• Male STEM graduates were more likely than female STEM graduates to be employed in a STEM occupation.
• Women in Canada Are Less Likely to Enter, More Likely to Leave STEM Fields
• In 2017, women earned approximately one-third (35.8%) of all recipients of STEM postsecondary degrees in Canada.
• Women with STEM credentials were more likely than their male counterparts to be unemployed or not in the labour force.
Key characteristics of the longitudinal sample of STEM graduates
|Sample including all STEM graduates||Sample including only STEM graduates employed in 2006 and 2016|
Source: Statistics Canada
Women in STEM in the USA
Most women in STEM jobs in majority-male workplaces, in computer jobs or with postgraduate degrees say they have experienced discrimination at work
Source: PEW Research Center
Women in STEM working in majority-male workplaces perceive more gender inequities
What we do to close gender gaps
Mentoring helps your leaders and rising stars practice their communication skills. Whether mentoring happens in one-on-one or group settings, it encourages women to practice effective, clear communication. (Forbes)
Women think if they stand up and say “I did this”, that they are bragging. But it’s not bragging. It’s making your capabilities and success known. (Page Ripani, Principal, Booz Allen Hamilton)
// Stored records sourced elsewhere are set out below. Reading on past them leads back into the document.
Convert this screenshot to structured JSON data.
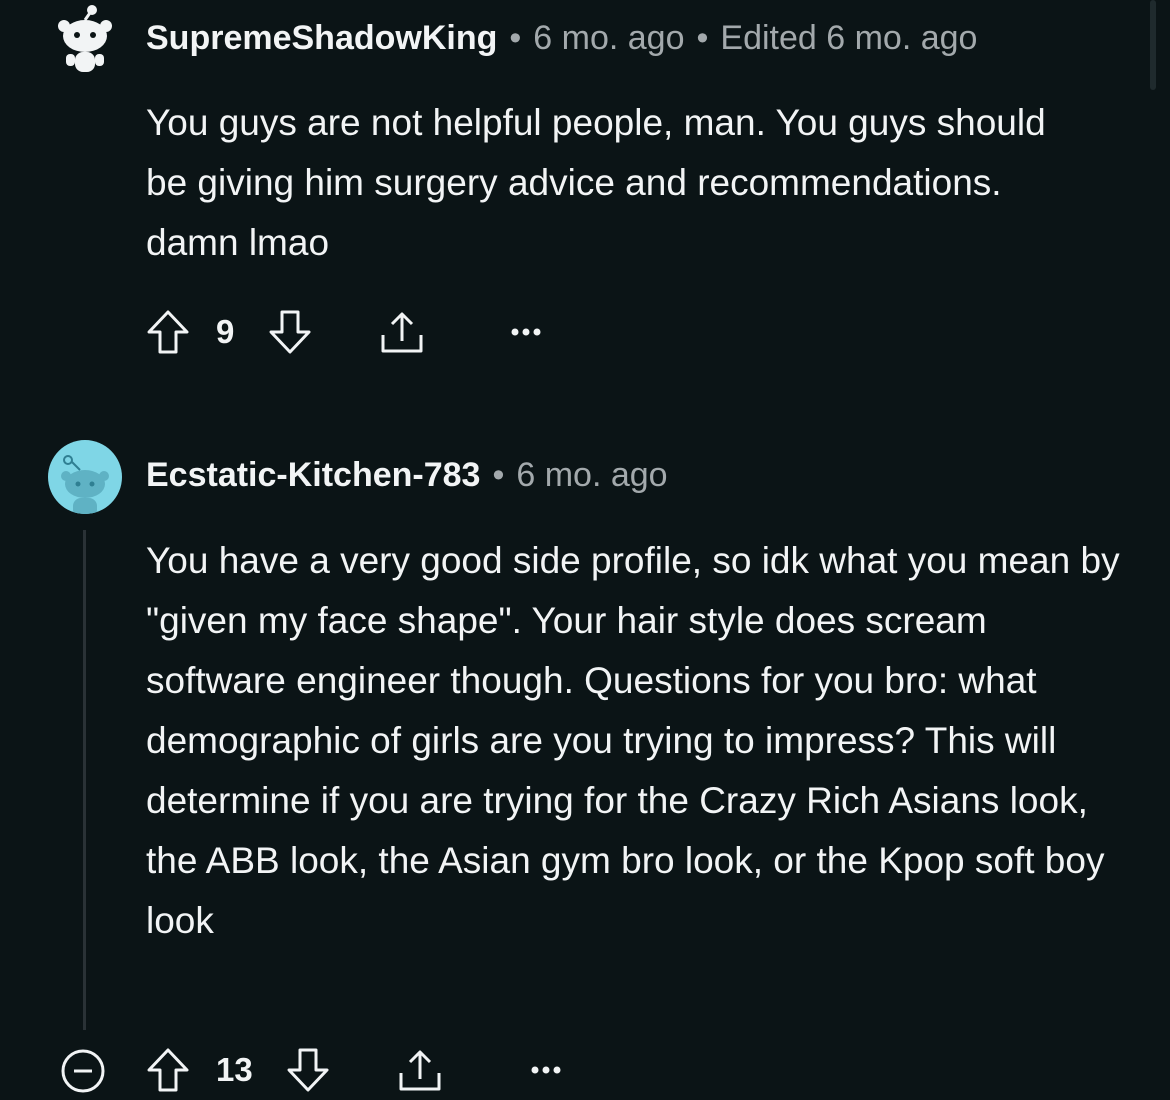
{
  "comments": [
    {
      "author": "SupremeShadowKing",
      "time": "6 mo. ago",
      "edited": "Edited 6 mo. ago",
      "body": [
        "You guys are not helpful people, man. You guys should be giving him surgery advice and recommendations. damn lmao"
      ],
      "score": "9",
      "avatar_icon": "snoo-avatar-icon",
      "avatar_color": "#0b1416"
    },
    {
      "author": "Ecstatic-Kitchen-783",
      "time": "6 mo. ago",
      "body": [
        "You have a very good side profile, so idk what you mean by \"given my face shape\". Your hair style does scream software engineer though. Questions for you bro: what demographic of girls are you trying to impress? This will determine if you are trying for the Crazy Rich Asians look, the ABB look, the Asian gym bro look, or the Kpop soft boy look"
      ],
      "score": "13",
      "avatar_icon": "snoo-avatar-icon",
      "avatar_color": "#7fd6e6"
    }
  ],
  "theme": {
    "background": "#0b1416",
    "text": "#f2f4f5",
    "meta": "#a3a9ac"
  },
  "icons": {
    "upvote": "arrow-up-icon",
    "downvote": "arrow-down-icon",
    "share": "share-icon",
    "more": "more-options-icon",
    "collapse": "collapse-icon"
  }
}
If you are two different people at home and at work, then you are not being authentic. I aspire to be the same person wherever I go. (Nasrin Resai, Global Enterprise and Security Leader, GE)